- Running commands on something like OpenBSD, or a network device, where the agents do not run correctly (or at all in the case of network gear)
There is an enterprise version of Drone that supports ephemeral agents (i.e. the agents spin up when required, rather than running at all times), clustering and more, I don’t require any of these features in my infrastructure, so the OSS version is more than enough for my needs.
Each repository that you want to run tasks on required a
.drone.yml file, with a format quite similar to Gitlab CI/GitHub Actions/many other CI solutions: -
kind: pipeline name: default type: docker trigger: branch: - main steps: - name: submodules image: alpine/git commands: - git submodule update --init --recursive - name: spellcheck image: tmaier/markdown-spellcheck commands: - mdspell --ignore-numbers --ignore-acronyms --report "content/**/*.md" when: event: - pull_request [...]
Each step will run when an event triggers it. For example, you could have a step which performs linting, but only when a pull request is raised. You could also have it deploy a version of your code to a staging/testing environment before it is merged into your main branch, and then roll out to production after it is merged.
Drone also has a number of plugins so that you don’t need to define every step yourself. For example, it already has plugins for Ansible and Hugo, as well as sending notifications to a number of platforms (Slack, Matrix, Telegram etc).
To ensure that all of my Ansible and Salt configuration was ready to be used with a CI platform (Drone in my case) then it needed a huge refactor. The requirements were: -
- Drone (or any other CI tool or automated process) can run them
- Ansible must use roles
- The CI job must run against all hosts and with all the necessary roles
- This ensures all necessary changes go out at once, not when I remember to run them!
- Ansible and Salt must be idempotent (i.e. running the Playbooks/States again does not fail or make further changes)
- Tasks/actions only run when required (i.e. do not restart a service on every run, only when the configuration/version changes)
I have been using and working with containers for about the past 6 years, and have run a few on my personal infrastructure previously. However it was all very ad-hoc, no consistency, and most of the applications I run were still native packages and/or installed inside virtual machines. Examples of those which I have ran on VPSs/Virtual Machines which could very easily be in containers are: -
- Hugo (for hosting this blog)
- Read-it-later services
During this overhaul, I moved all of the above services, and added some other services too in the process.
Now the big question people may ask is am I running all of this on Kubernetes?
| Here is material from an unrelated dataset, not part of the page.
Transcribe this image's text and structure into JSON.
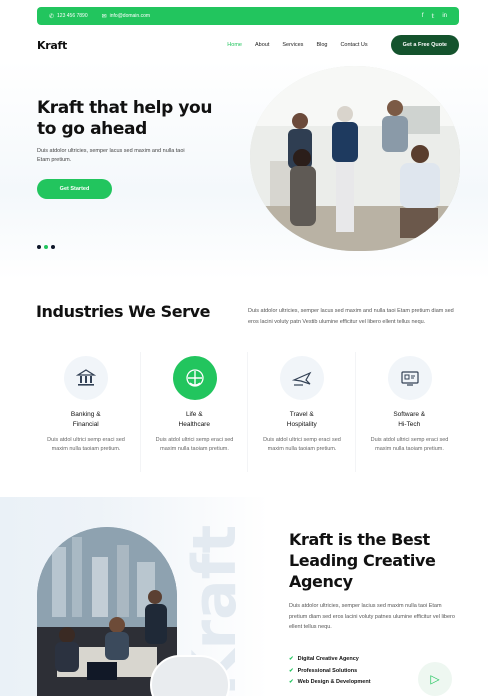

The answer is not yet. I am comfortable with Kubernetes as a platform, having managed and deployed the platform and applications on Kubernetes in multiple companies now. However I don’t feel like my infrastructure is quite ready for it yet (having two home servers goes against the idea of quorum for a start!), and it would require refactoring everything about my personal infrastructure. Given how long it has taken me to find the time to fix all the current issues with my infrastructure, a full refactor isn’t on the cards just yet.
More to come
There is a lot to cover in what has changed, especially on the configuration management side. Rather than try and put this all into one huge post, this will be split out into: -
- Moving from basic Ansible Playbooks to using Roles
- Improving my Salt configuration files
- Managing dependencies and optional tasks/actions in both Ansible and Salt
- Setting up Drone
- Using Drone with Ansible and Salt
- Using Drone with Go to build releases
- Using Drone to run tasks on OpenBSD
- Using Drone to build this website (including some useful linting/checking)
- Managing secrets that can be used by Ansible, Salt and Drone
- Additional services that provide benefits to my home and personal infrastructure
- What else I want to do in future
A lot of these posts are not specific to my home infrastructure, and should hopefully provide benefit to anyone using Ansible, Salt, Drone, or those who just like reading about other people’s home labs (like me!).